New Virtual Helper Challenges Siri
An app named Evi uses semantic data to provide a wider range of answers.
- Friday, January 27, 2012
- By Rachel Metz
The market for sweetly named smart-phone assistants is heating up, as Siri, Apple's iPhone-based virtual helper, just got a new "frenemy" named Evi.
Created by True Knowledge, a Cambridge, U.K.-based semantic technology startup, Evi, like Siri, can answer questions posed aloud in a conversational manner. But unlike Siri, which is only loaded on the latest iPhone, Evi is available as an app for the iPhone and phones running Google's Android software.
Siri and other personal assistants are still fairly limited.

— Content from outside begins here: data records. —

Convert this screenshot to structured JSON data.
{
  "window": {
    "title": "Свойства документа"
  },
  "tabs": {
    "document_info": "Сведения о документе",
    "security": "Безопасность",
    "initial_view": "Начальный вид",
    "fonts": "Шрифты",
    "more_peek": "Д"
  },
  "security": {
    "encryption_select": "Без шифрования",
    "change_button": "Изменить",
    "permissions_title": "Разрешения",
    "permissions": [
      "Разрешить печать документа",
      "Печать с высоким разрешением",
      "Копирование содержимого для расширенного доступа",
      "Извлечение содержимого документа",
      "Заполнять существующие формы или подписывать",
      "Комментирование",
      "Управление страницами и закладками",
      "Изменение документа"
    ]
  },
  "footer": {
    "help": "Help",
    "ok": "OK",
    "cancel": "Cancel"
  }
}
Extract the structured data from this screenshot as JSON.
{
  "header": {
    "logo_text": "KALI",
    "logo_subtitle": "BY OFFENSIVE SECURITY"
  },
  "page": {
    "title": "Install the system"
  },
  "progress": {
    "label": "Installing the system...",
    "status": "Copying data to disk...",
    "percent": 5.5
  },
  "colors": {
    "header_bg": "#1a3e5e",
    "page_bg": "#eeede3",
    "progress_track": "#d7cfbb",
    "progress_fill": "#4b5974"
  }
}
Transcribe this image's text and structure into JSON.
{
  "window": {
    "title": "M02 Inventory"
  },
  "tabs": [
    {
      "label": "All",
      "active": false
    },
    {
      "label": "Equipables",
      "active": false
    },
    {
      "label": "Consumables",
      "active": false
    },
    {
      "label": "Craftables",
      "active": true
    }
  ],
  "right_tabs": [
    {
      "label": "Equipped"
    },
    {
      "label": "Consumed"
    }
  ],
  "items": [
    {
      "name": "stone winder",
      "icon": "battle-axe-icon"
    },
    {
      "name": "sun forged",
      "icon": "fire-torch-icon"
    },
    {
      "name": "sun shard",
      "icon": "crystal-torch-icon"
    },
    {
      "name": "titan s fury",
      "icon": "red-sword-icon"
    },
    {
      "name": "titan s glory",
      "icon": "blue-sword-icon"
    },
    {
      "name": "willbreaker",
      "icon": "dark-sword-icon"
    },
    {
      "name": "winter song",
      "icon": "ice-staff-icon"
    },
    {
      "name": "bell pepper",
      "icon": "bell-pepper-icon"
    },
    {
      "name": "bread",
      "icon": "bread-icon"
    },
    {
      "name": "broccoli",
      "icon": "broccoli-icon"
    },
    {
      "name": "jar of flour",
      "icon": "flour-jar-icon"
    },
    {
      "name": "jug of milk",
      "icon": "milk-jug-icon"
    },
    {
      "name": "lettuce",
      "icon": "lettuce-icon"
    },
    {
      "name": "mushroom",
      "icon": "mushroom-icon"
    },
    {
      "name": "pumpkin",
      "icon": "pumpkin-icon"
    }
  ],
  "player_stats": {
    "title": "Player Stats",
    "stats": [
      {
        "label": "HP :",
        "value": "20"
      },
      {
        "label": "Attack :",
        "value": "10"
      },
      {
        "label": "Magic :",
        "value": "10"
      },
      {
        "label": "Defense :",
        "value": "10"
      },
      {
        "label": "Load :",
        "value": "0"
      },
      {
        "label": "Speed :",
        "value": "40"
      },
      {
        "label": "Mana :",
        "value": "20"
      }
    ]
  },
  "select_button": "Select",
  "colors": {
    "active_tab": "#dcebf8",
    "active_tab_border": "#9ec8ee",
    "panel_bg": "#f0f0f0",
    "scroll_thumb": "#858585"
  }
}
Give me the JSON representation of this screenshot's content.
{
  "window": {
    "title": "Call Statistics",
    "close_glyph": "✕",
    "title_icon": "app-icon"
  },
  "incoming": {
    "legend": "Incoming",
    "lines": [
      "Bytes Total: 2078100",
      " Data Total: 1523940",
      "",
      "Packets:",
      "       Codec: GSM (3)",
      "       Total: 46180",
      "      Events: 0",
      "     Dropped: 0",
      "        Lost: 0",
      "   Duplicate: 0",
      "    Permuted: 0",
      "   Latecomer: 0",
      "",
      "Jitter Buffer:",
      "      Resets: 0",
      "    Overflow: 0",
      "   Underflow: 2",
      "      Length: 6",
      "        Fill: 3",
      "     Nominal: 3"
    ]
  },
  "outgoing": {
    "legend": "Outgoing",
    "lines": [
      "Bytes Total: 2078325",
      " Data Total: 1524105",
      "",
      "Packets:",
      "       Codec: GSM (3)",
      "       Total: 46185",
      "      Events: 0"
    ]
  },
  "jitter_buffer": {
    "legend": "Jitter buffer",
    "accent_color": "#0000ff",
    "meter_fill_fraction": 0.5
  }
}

As they become more popular, established companies and startups will need to expand the range of tasks they can perform. True Knowledge is hoping the semantic database it has built up over the past few years could provide this edge.
Evi's availability and promise as an artificial intelligence app, coupled with its low price (99 cents on the iPhone and free on Android phones), caused its popularity to skyrocket following its Monday release, and made it difficult for those downloading it to try it out. Evi isn't the only Siri competitor—and in fact its capabilities are somewhat different from Siri's offerings—but plenty of smart-phone users, it seems, are eager for Evi's help in particular.
Evi uses a platform with hundreds of millions of data points that True Knowledge developed over several years (initially for Web search). Information in this database has been tagged to add meaning and context. For example, Apple is classified as a "company" and Tim Cook is classified as a "person" and a "CEO." True Knowledge founder and CEO William Tunstall-Pedoe says this allows the app to understand all sorts of things—people, places, buildings, colors, and more—and how they interact, which helps the app find the right answer for a wide range of questions. In addition to all this information, Evi, like Siri, can access data on some outside websites.
Essentially, the app takes your spoken or typed question and uses its vast store of knowledge along with outside data from websites like Yelp to give pertinent answers. This is similar to how Siri works, but Apple's assistant focuses more on accomplishing tasks, such as making calls, setting alerts, or dictating text messages, by working with the iPhone's other apps. Evi does not do these things, but Tunstall-Pedoe says it will eventually be able to take on more tasks.